1
$\begingroup$

In (n,n) Shamir secret sharing if n shareholders do not have the public values (X values) can they still obtain the secret with only Y values?
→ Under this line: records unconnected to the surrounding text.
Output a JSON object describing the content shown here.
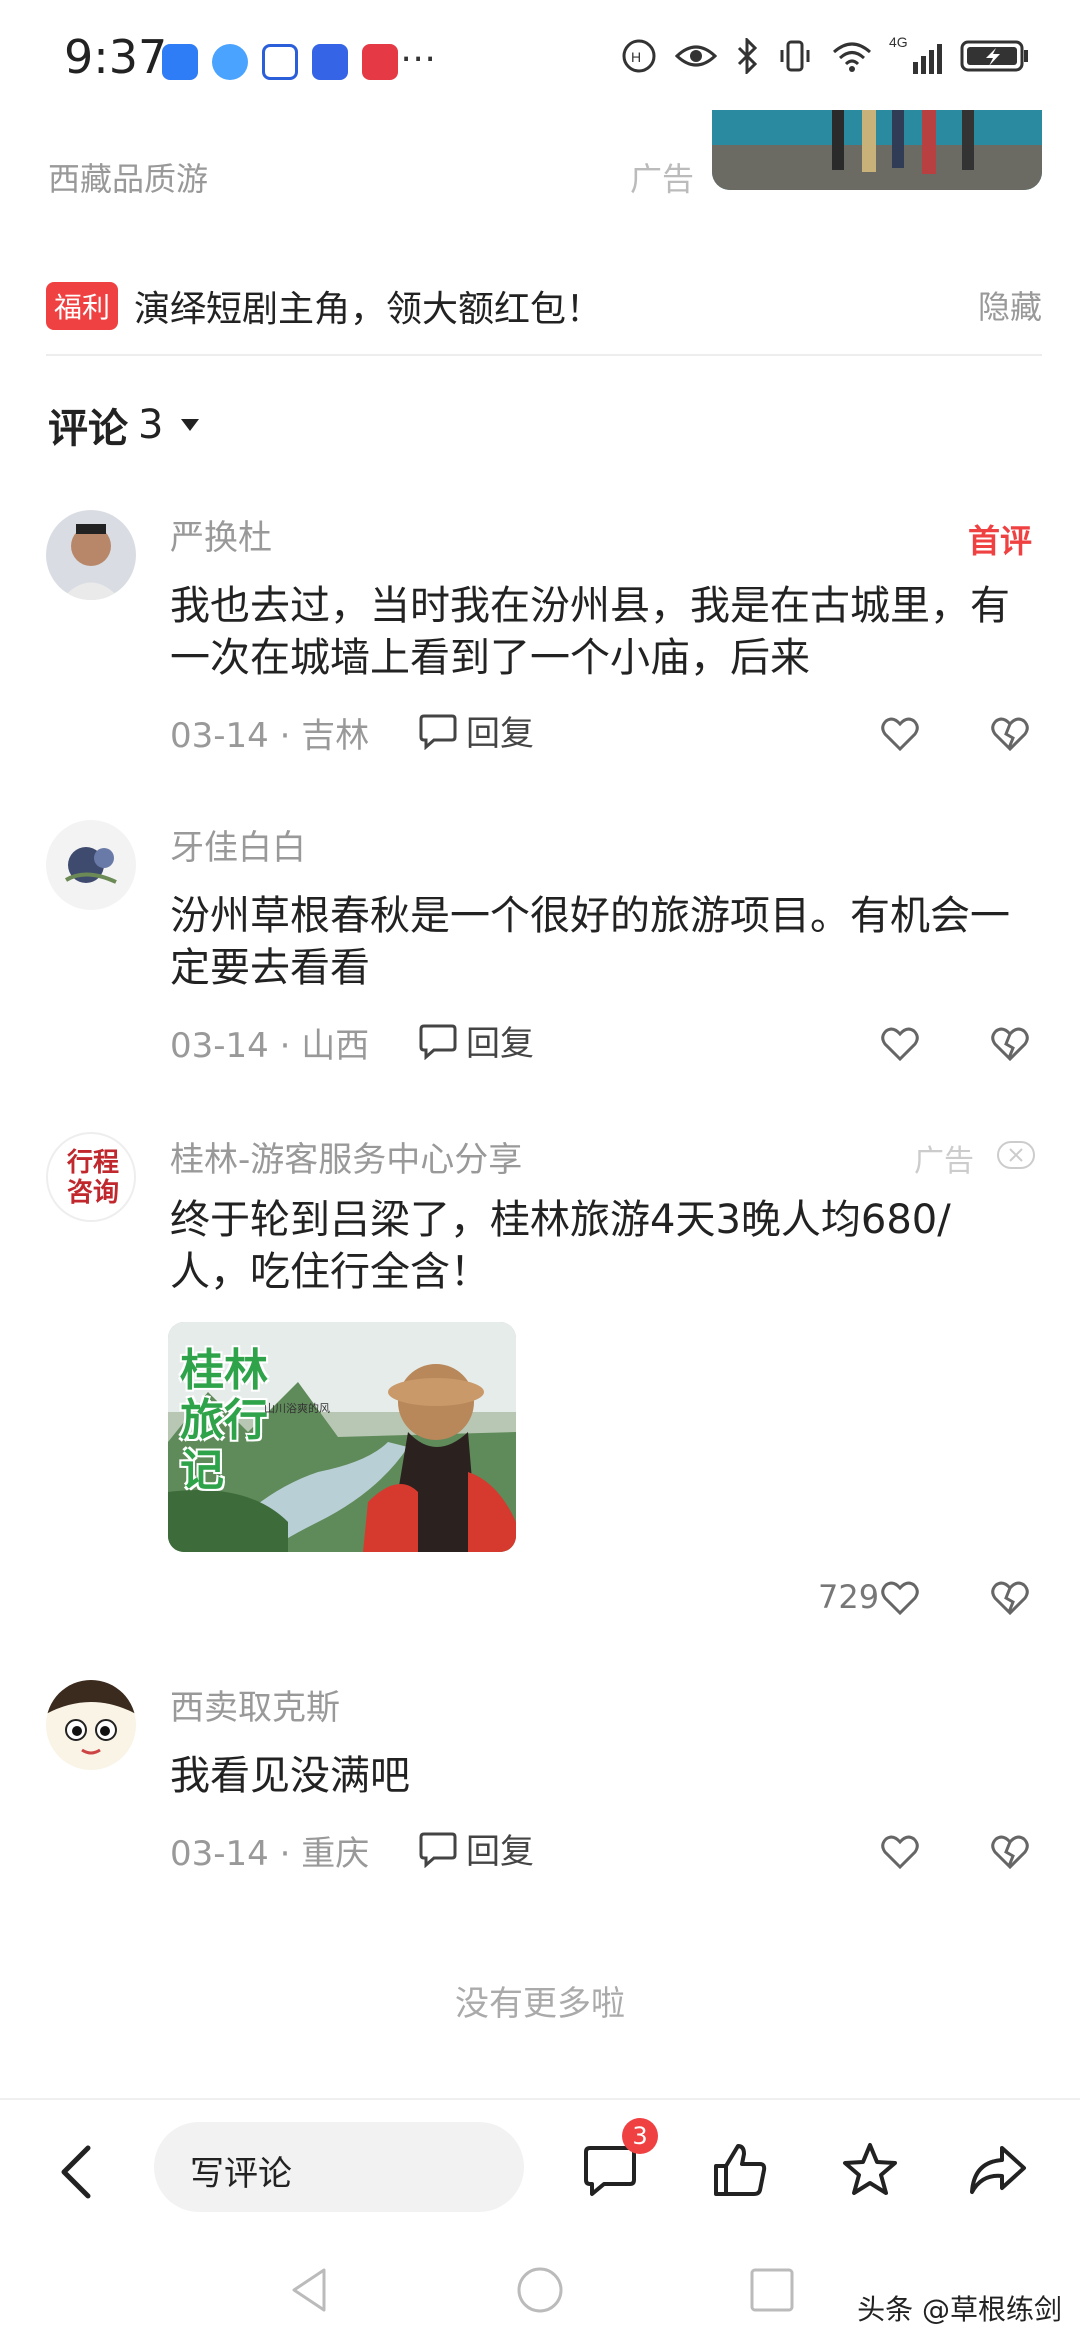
{
  "status_bar": {
    "time": "9:37",
    "overflow": "⋯",
    "network": "4G"
  },
  "top_ad": {
    "source": "西藏品质游",
    "label": "广告"
  },
  "promo": {
    "badge": "福利",
    "text": "演绎短剧主角，领大额红包！",
    "hide": "隐藏"
  },
  "comments_header": {
    "title": "评论",
    "count": "3"
  },
  "comments": [
    {
      "user": "严换杜",
      "badge": "首评",
      "text": "我也去过，当时我在汾州县，我是在古城里，有一次在城墙上看到了一个小庙，后来",
      "meta": "03-14 · 吉林",
      "reply": "回复"
    },
    {
      "user": "牙佳白白",
      "text": "汾州草根春秋是一个很好的旅游项目。有机会一定要去看看",
      "meta": "03-14 · 山西",
      "reply": "回复"
    },
    {
      "user": "桂林-游客服务中心分享",
      "ad_label": "广告",
      "avatar_text": "行程咨询",
      "text": "终于轮到吕梁了，桂林旅游4天3晚人均680/人，吃住行全含！",
      "image_title": "桂林旅行记",
      "image_subtitle": "山川浴爽的风",
      "likes": "729"
    },
    {
      "user": "西卖取克斯",
      "text": "我看见没满吧",
      "meta": "03-14 · 重庆",
      "reply": "回复"
    }
  ],
  "no_more": "没有更多啦",
  "action_bar": {
    "write_comment": "写评论",
    "comment_badge": "3"
  },
  "watermark": "头条 @草根练剑",
  "colors": {
    "accent": "#f04142",
    "muted": "#999999",
    "text": "#222222"
  }
}
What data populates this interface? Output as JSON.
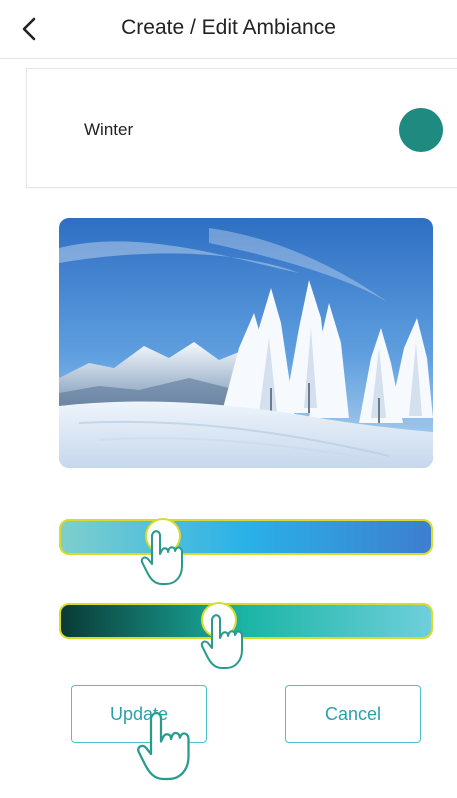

$\endgroup$
9
  • $\begingroup$ There is no clear answer in the link you provided. And there is no proof if it is feasible or not. $\endgroup$
    – user153465
    May 27, 2014 at 12:11
  • $\begingroup$ @user153465. I think DrLecter's point is that the question is a duplicate. Whether or not the duplicate question has a correct answer is irrelevant to the discussion here. There are other ways to try to get better answers on a question than to post a duplicate question. For example, you can (once you have more rep points here) offer a bounty. You can comment on the answers to explain why they are lacking. You can post a better answer yourself. $\endgroup$
    – mikeazo
    May 27, 2014 at 12:31
  • $\begingroup$ @user153465 In other words, you have to remember, no one gets paid to write answers on here. We do it of our own good will. I personally think the answers on the linked question are pretty good (I am biased though since I wrote one). If they aren't good enough for you, though, you can, at the very least, explain exactly why. If all you are looking for is for someone to formally prove it for you, I doubt very many people here will be willing to take the time to do that. Your profile says you are a PhD student. I gave some hints on how to prove it in the comments. That should help a ton. $\endgroup$
    – mikeazo
    May 27, 2014 at 13:00
  • $\begingroup$ Thanks for your avices. I need a bit more clue that what have been provided there. Moreover, Some people from the other forum said it is feasible. I am expecting more comments if you allow. $\endgroup$
    – user153465
    May 27, 2014 at 13:05
  • $\begingroup$ @user153465 Both the answers on the linked question also mention that is is feasible to still have security when keeping the $x$ values private. There are some caveats, however, that I mentioned in my answer. Perhaps the other question is not specific enough? For example, the OP mentioned in a comment that he wanted some multiparty computation features to be preserved. That sort of stuff should have been present in the question (because it dramatically changes the answer). Our answers are a function of the input we receive on here. Overly vague questions will not get the best answers possible. $\endgroup$
    – mikeazo
    May 27, 2014 at 13:10

0

Browse other questions tagged or ask your own question.